*REQUIREMENT:*
Take the entries that follow and write each one out exactly.

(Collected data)
.....

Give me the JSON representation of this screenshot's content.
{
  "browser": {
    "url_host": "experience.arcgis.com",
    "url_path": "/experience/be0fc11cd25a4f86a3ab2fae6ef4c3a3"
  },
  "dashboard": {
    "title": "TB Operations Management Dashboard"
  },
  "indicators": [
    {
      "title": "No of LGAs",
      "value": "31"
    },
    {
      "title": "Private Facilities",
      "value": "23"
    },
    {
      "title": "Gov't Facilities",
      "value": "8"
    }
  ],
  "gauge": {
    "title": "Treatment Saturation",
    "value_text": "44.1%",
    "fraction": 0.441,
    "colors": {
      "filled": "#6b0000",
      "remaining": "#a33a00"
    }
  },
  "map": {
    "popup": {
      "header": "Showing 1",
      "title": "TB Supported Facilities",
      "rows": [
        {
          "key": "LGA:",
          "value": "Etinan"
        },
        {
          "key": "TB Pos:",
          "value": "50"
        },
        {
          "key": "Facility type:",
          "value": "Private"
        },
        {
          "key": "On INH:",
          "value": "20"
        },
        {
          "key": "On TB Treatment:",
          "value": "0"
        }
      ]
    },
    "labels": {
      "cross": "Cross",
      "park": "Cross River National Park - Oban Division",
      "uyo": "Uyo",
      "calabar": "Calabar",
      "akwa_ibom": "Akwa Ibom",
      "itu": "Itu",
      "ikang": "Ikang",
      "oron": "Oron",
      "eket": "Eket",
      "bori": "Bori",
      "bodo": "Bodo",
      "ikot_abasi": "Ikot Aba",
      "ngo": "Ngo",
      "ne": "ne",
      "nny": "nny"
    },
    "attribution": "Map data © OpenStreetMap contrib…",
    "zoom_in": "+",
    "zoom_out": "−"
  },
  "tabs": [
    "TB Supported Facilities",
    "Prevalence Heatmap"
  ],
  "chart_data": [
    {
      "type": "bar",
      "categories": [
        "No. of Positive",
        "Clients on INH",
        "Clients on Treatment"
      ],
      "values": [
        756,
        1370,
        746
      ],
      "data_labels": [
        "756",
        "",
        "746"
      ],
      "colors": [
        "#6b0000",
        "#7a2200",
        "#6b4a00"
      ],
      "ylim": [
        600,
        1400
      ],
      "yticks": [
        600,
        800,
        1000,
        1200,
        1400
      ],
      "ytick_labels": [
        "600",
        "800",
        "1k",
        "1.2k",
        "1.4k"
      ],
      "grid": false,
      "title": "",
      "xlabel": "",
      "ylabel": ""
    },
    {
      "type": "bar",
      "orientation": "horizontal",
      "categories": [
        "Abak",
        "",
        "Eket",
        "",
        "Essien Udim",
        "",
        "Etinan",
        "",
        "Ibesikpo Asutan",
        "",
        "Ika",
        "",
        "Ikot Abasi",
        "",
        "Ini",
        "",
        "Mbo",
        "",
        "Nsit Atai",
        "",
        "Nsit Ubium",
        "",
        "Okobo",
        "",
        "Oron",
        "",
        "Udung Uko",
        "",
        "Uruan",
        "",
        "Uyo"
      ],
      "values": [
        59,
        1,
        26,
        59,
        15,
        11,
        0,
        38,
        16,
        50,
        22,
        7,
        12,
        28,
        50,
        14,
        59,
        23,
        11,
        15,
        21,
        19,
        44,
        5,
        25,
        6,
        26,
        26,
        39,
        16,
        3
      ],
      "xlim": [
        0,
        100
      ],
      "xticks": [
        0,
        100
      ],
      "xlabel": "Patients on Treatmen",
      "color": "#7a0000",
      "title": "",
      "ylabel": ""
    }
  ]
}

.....

*SOLUTION TO THIS PROBLEM:*
Give me the JSON representation of this screenshot's content.
{
  "browser": {
    "url_host": "experience.arcgis.com",
    "url_path": "/experience/be0fc11cd25a4f86a3ab2fae6ef4c3a3"
  },
  "dashboard": {
    "title": "TB Operations Management Dashboard"
  },
  "indicators": [
    {
      "title": "No of LGAs",
      "value": "31"
    },
    {
      "title": "Private Facilities",
      "value": "23"
    },
    {
      "title": "Gov't Facilities",
      "value": "8"
    }
  ],
  "gauge": {
    "title": "Treatment Saturation",
    "value_text": "44.1%",
    "fraction": 0.441,
    "colors": {
      "filled": "#6b0000",
      "remaining": "#a33a00"
    }
  },
  "map": {
    "popup": {
      "header": "Showing 1",
      "title": "TB Supported Facilities",
      "rows": [
        {
          "key": "LGA:",
          "value": "Etinan"
        },
        {
          "key": "TB Pos:",
          "value": "50"
        },
        {
          "key": "Facility type:",
          "value": "Private"
        },
        {
          "key": "On INH:",
          "value": "20"
        },
        {
          "key": "On TB Treatment:",
          "value": "0"
        }
      ]
    },
    "labels": {
      "cross": "Cross",
      "park": "Cross River National Park - Oban Division",
      "uyo": "Uyo",
      "calabar": "Calabar",
      "akwa_ibom": "Akwa Ibom",
      "itu": "Itu",
      "ikang": "Ikang",
      "oron": "Oron",
      "eket": "Eket",
      "bori": "Bori",
      "bodo": "Bodo",
      "ikot_abasi": "Ikot Aba",
      "ngo": "Ngo",
      "ne": "ne",
      "nny": "nny"
    },
    "attribution": "Map data © OpenStreetMap contrib…",
    "zoom_in": "+",
    "zoom_out": "−"
  },
  "tabs": [
    "TB Supported Facilities",
    "Prevalence Heatmap"
  ],
  "chart_data": [
    {
      "type": "bar",
      "categories": [
        "No. of Positive",
        "Clients on INH",
        "Clients on Treatment"
      ],
      "values": [
        756,
        1370,
        746
      ],
      "data_labels": [
        "756",
        "",
        "746"
      ],
      "colors": [
        "#6b0000",
        "#7a2200",
        "#6b4a00"
      ],
      "ylim": [
        600,
        1400
      ],
      "yticks": [
        600,
        800,
        1000,
        1200,
        1400
      ],
      "ytick_labels": [
        "600",
        "800",
        "1k",
        "1.2k",
        "1.4k"
      ],
      "grid": false,
      "title": "",
      "xlabel": "",
      "ylabel": ""
    },
    {
      "type": "bar",
      "orientation": "horizontal",
      "categories": [
        "Abak",
        "",
        "Eket",
        "",
        "Essien Udim",
        "",
        "Etinan",
        "",
        "Ibesikpo Asutan",
        "",
        "Ika",
        "",
        "Ikot Abasi",
        "",
        "Ini",
        "",
        "Mbo",
        "",
        "Nsit Atai",
        "",
        "Nsit Ubium",
        "",
        "Okobo",
        "",
        "Oron",
        "",
        "Udung Uko",
        "",
        "Uruan",
        "",
        "Uyo"
      ],
      "values": [
        59,
        1,
        26,
        59,
        15,
        11,
        0,
        38,
        16,
        50,
        22,
        7,
        12,
        28,
        50,
        14,
        59,
        23,
        11,
        15,
        21,
        19,
        44,
        5,
        25,
        6,
        26,
        26,
        39,
        16,
        3
      ],
      "xlim": [
        0,
        100
      ],
      "xticks": [
        0,
        100
      ],
      "xlabel": "Patients on Treatmen",
      "color": "#7a0000",
      "title": "",
      "ylabel": ""
    }
  ]
}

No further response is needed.